§ **Work instruction**
Write each entry again exactly as shown, but without the images it holds.

= = = = =

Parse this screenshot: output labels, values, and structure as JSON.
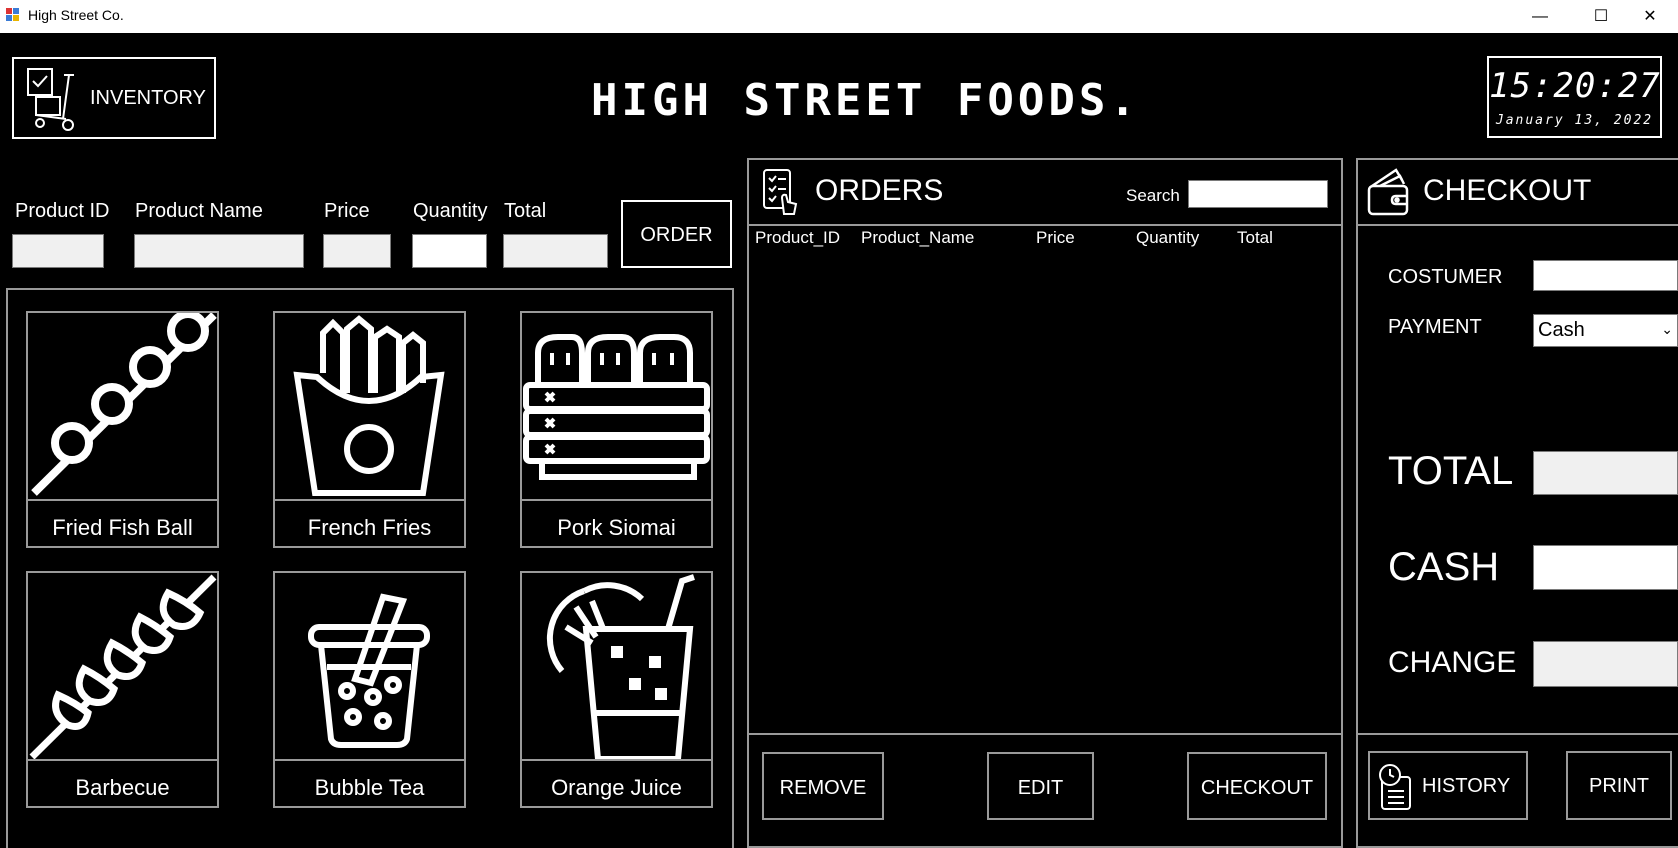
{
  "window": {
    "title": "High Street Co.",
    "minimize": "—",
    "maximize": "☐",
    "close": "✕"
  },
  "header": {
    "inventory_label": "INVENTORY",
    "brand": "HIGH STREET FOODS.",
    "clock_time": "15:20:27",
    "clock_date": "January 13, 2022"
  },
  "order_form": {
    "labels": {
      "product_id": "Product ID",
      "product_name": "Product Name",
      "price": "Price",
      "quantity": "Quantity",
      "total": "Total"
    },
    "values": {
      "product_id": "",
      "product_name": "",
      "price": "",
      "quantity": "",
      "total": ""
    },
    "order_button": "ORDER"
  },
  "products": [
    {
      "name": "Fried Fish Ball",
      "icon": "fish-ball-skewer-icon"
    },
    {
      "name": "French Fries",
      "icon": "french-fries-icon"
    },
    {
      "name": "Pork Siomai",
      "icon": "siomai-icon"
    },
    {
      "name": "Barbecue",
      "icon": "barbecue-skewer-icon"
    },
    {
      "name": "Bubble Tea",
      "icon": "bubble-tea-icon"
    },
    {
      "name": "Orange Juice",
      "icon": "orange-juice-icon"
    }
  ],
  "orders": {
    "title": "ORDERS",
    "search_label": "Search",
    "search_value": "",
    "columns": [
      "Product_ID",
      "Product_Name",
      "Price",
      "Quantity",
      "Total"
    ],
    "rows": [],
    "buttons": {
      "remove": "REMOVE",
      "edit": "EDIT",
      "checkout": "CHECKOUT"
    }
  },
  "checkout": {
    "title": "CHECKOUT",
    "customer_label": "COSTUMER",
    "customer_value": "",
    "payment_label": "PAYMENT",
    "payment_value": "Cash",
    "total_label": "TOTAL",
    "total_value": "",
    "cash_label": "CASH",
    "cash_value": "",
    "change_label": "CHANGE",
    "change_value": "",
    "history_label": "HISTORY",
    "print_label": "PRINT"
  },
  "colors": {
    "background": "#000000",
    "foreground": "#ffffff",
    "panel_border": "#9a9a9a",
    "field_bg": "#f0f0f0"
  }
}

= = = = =

§ **Response**
Parse this screenshot: output labels, values, and structure as JSON.
{
  "window": {
    "title": "High Street Co.",
    "minimize": "—",
    "maximize": "☐",
    "close": "✕"
  },
  "header": {
    "inventory_label": "INVENTORY",
    "brand": "HIGH STREET FOODS.",
    "clock_time": "15:20:27",
    "clock_date": "January 13, 2022"
  },
  "order_form": {
    "labels": {
      "product_id": "Product ID",
      "product_name": "Product Name",
      "price": "Price",
      "quantity": "Quantity",
      "total": "Total"
    },
    "values": {
      "product_id": "",
      "product_name": "",
      "price": "",
      "quantity": "",
      "total": ""
    },
    "order_button": "ORDER"
  },
  "products": [
    {
      "name": "Fried Fish Ball",
      "icon": "fish-ball-skewer-icon"
    },
    {
      "name": "French Fries",
      "icon": "french-fries-icon"
    },
    {
      "name": "Pork Siomai",
      "icon": "siomai-icon"
    },
    {
      "name": "Barbecue",
      "icon": "barbecue-skewer-icon"
    },
    {
      "name": "Bubble Tea",
      "icon": "bubble-tea-icon"
    },
    {
      "name": "Orange Juice",
      "icon": "orange-juice-icon"
    }
  ],
  "orders": {
    "title": "ORDERS",
    "search_label": "Search",
    "search_value": "",
    "columns": [
      "Product_ID",
      "Product_Name",
      "Price",
      "Quantity",
      "Total"
    ],
    "rows": [],
    "buttons": {
      "remove": "REMOVE",
      "edit": "EDIT",
      "checkout": "CHECKOUT"
    }
  },
  "checkout": {
    "title": "CHECKOUT",
    "customer_label": "COSTUMER",
    "customer_value": "",
    "payment_label": "PAYMENT",
    "payment_value": "Cash",
    "total_label": "TOTAL",
    "total_value": "",
    "cash_label": "CASH",
    "cash_value": "",
    "change_label": "CHANGE",
    "change_value": "",
    "history_label": "HISTORY",
    "print_label": "PRINT"
  },
  "colors": {
    "background": "#000000",
    "foreground": "#ffffff",
    "panel_border": "#9a9a9a",
    "field_bg": "#f0f0f0"
  }
}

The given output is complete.